→ **Input**
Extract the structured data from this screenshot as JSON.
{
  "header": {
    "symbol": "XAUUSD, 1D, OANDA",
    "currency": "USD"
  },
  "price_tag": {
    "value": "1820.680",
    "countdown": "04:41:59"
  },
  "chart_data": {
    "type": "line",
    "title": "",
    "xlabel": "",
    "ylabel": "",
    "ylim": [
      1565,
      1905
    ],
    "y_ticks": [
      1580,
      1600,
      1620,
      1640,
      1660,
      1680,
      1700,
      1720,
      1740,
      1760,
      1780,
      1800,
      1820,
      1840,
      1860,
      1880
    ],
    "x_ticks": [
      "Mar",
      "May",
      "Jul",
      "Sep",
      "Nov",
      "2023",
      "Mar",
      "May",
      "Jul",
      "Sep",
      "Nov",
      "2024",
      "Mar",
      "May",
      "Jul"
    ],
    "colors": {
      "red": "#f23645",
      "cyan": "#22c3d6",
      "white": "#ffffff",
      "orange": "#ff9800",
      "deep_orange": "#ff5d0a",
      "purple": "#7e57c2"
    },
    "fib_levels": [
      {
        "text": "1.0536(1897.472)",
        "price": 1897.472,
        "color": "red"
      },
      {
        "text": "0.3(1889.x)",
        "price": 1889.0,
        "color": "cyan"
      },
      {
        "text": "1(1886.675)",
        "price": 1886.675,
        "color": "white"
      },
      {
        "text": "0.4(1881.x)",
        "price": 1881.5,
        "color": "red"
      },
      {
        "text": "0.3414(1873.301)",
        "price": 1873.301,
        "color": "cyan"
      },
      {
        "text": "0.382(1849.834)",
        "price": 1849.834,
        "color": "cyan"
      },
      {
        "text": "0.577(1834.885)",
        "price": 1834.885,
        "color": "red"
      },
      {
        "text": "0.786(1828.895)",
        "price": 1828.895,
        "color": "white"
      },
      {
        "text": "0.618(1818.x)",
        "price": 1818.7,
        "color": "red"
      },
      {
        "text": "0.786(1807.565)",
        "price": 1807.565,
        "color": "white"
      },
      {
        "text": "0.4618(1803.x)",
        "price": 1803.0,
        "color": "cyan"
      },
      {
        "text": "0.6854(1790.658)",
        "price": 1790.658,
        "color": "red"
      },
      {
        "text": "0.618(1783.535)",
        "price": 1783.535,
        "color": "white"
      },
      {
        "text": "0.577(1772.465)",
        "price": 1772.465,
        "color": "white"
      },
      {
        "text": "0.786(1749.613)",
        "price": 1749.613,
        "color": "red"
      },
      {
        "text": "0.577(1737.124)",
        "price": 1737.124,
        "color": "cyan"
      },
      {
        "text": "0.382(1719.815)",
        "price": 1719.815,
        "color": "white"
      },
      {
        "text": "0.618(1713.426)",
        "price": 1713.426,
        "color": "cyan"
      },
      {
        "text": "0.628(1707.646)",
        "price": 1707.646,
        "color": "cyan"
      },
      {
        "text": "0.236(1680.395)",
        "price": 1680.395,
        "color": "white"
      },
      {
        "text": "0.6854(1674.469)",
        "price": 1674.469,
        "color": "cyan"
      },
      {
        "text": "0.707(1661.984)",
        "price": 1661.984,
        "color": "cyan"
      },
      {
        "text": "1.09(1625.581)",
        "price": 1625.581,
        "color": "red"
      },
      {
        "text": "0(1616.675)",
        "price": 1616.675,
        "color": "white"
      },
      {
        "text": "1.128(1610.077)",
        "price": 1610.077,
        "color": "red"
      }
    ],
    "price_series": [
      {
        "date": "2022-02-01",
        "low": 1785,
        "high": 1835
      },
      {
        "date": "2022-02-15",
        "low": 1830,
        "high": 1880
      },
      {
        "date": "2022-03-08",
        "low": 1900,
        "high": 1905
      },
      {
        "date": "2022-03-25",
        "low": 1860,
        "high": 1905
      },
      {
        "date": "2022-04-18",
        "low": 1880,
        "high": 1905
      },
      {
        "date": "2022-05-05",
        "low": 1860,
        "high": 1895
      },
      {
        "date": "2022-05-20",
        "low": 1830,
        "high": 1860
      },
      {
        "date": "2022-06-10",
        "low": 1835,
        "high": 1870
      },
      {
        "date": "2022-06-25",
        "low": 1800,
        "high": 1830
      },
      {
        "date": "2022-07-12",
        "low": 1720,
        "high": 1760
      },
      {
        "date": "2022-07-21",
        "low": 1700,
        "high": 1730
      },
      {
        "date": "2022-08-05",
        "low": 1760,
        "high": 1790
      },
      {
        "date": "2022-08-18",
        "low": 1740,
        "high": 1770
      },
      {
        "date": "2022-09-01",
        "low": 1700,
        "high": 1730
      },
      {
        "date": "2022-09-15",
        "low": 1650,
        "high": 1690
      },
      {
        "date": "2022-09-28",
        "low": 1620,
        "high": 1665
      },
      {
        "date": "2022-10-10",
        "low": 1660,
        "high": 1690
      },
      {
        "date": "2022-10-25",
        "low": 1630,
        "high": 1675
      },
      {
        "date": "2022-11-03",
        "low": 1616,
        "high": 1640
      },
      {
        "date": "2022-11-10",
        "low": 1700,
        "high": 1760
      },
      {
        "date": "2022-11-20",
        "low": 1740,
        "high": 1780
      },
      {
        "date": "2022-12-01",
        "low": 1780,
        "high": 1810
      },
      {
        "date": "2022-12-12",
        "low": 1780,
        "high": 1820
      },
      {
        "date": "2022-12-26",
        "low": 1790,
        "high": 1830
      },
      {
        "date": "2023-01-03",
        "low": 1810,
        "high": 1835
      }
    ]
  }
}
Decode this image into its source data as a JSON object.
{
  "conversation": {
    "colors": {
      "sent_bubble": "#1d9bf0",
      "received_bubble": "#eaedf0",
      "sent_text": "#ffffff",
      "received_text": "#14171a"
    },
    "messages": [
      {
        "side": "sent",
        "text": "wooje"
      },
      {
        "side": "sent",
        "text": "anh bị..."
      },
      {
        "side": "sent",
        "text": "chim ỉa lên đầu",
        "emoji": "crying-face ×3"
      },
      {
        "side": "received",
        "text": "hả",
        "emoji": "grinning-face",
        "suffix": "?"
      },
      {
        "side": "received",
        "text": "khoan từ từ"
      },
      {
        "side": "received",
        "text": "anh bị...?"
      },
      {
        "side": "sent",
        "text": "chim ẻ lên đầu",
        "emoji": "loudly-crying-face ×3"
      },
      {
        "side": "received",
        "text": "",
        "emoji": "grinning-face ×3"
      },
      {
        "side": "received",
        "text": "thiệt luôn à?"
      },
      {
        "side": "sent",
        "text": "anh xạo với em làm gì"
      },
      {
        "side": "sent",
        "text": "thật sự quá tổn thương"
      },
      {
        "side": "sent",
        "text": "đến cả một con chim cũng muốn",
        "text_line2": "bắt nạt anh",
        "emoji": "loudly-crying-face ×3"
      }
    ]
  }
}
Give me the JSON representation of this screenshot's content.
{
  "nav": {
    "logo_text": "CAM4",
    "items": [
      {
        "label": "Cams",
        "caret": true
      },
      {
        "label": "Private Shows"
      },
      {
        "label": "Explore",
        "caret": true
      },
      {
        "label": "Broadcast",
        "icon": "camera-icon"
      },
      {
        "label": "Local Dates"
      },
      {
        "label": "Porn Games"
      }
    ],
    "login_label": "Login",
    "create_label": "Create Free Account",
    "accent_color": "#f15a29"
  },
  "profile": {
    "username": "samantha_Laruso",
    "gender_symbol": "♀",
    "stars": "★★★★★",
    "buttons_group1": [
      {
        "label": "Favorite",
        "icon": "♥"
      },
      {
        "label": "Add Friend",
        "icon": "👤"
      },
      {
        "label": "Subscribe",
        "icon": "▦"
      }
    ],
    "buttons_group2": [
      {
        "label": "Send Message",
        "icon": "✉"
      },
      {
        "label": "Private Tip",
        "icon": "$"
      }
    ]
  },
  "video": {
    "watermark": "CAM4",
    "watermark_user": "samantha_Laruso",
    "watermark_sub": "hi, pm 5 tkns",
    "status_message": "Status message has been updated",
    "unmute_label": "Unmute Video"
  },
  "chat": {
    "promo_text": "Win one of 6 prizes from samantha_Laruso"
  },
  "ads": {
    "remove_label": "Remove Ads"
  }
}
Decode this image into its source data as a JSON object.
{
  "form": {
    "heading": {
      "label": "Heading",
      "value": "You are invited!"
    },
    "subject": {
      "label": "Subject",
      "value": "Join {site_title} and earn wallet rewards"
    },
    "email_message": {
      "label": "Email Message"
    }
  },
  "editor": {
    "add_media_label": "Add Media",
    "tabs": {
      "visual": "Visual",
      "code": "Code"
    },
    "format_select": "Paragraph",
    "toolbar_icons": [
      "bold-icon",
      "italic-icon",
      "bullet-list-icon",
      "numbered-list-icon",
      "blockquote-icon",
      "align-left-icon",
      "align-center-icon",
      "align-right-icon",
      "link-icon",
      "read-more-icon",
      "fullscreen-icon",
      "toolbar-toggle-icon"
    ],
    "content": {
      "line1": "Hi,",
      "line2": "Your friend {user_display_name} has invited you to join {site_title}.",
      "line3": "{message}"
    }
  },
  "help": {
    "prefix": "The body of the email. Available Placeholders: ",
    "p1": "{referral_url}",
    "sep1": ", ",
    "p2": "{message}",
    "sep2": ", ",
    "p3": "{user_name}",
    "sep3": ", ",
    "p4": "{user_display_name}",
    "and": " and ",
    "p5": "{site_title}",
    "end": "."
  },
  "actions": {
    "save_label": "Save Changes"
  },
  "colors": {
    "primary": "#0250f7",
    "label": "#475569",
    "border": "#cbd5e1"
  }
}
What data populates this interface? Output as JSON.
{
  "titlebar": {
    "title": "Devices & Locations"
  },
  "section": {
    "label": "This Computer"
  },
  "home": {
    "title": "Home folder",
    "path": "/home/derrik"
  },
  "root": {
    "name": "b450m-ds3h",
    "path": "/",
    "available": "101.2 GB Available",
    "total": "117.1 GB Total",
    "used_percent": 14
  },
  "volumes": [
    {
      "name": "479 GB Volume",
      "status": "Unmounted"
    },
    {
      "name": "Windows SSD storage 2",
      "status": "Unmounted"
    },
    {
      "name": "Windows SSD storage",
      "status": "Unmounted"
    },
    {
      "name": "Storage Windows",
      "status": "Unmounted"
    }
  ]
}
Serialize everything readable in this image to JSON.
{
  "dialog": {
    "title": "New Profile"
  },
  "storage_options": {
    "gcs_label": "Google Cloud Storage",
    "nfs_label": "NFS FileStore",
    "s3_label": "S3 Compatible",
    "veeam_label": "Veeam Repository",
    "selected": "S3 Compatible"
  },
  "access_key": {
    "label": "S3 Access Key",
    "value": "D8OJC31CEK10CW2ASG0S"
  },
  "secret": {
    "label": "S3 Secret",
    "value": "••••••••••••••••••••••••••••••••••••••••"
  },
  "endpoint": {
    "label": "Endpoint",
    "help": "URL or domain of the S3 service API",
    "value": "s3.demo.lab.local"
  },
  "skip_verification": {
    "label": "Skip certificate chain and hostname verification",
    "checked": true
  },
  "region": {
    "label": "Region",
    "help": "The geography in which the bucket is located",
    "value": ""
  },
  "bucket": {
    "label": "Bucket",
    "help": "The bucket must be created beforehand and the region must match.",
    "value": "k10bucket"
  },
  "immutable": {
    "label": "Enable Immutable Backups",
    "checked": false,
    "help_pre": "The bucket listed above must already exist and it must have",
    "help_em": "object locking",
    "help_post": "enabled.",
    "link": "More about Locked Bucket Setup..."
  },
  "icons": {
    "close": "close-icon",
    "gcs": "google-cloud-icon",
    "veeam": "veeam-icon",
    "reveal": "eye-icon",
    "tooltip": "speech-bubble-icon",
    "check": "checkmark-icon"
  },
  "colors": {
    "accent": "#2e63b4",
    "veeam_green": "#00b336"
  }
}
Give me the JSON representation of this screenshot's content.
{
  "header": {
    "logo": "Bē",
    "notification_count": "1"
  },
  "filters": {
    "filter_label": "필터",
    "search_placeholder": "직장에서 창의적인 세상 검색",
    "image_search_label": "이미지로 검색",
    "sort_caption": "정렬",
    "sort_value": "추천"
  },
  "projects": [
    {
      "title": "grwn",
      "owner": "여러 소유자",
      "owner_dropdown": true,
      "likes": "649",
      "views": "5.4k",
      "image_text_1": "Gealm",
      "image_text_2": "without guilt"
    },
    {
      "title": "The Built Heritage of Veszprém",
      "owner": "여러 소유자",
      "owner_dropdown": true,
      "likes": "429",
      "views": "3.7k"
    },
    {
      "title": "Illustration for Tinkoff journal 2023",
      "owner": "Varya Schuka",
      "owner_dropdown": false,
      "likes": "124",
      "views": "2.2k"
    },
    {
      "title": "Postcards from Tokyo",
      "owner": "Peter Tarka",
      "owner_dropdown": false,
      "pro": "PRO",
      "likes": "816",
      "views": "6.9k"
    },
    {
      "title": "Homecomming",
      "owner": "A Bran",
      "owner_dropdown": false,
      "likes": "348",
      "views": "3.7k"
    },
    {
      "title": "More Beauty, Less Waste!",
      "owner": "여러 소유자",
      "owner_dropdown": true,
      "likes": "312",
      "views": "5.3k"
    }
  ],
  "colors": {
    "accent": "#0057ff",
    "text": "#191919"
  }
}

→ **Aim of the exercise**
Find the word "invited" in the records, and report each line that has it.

→ **Answer box**
      "value": "You are invited!"
      "line2": "Your friend {user_display_name} has invited you to join {site_title}.",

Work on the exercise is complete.